◆ Directions: Pull each line holding "section" out of the entries below.
Given information Start Marker
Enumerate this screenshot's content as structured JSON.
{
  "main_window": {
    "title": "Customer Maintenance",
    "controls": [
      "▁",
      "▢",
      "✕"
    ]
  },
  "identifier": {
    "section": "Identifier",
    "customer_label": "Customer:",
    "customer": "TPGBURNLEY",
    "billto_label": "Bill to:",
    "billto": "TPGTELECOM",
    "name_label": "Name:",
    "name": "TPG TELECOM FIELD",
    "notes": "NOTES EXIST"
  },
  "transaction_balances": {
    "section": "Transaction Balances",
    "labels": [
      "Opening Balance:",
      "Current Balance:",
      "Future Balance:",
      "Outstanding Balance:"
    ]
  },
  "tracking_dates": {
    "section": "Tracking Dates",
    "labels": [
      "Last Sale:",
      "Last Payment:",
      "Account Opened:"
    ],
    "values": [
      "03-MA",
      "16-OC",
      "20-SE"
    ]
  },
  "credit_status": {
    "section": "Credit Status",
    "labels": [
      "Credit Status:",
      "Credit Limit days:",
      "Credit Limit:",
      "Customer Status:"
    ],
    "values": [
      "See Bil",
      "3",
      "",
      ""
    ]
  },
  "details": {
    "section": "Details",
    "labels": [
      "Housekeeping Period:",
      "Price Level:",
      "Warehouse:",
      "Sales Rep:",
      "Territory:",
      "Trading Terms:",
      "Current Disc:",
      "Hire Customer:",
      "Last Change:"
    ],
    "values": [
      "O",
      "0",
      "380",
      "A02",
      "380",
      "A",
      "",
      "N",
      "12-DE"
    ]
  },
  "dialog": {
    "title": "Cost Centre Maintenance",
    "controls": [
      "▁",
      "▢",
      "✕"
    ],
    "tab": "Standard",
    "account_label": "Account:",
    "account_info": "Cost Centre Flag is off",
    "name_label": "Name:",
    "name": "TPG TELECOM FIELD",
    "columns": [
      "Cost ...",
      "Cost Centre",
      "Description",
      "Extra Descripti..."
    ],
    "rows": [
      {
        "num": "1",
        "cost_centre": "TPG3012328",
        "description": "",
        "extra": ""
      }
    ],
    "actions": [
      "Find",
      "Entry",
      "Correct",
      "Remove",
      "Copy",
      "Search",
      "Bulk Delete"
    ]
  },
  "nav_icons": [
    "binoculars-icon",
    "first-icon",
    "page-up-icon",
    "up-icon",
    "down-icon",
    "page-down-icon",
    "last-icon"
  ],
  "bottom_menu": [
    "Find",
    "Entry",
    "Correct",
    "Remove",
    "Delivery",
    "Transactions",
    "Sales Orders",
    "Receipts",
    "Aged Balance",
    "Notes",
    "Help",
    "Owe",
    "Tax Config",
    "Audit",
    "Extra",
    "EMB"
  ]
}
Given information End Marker
◆ Response below:
    "section": "Identifier",
    "section": "Transaction Balances",
    "section": "Tracking Dates",
    "section": "Credit Status",
    "section": "Details",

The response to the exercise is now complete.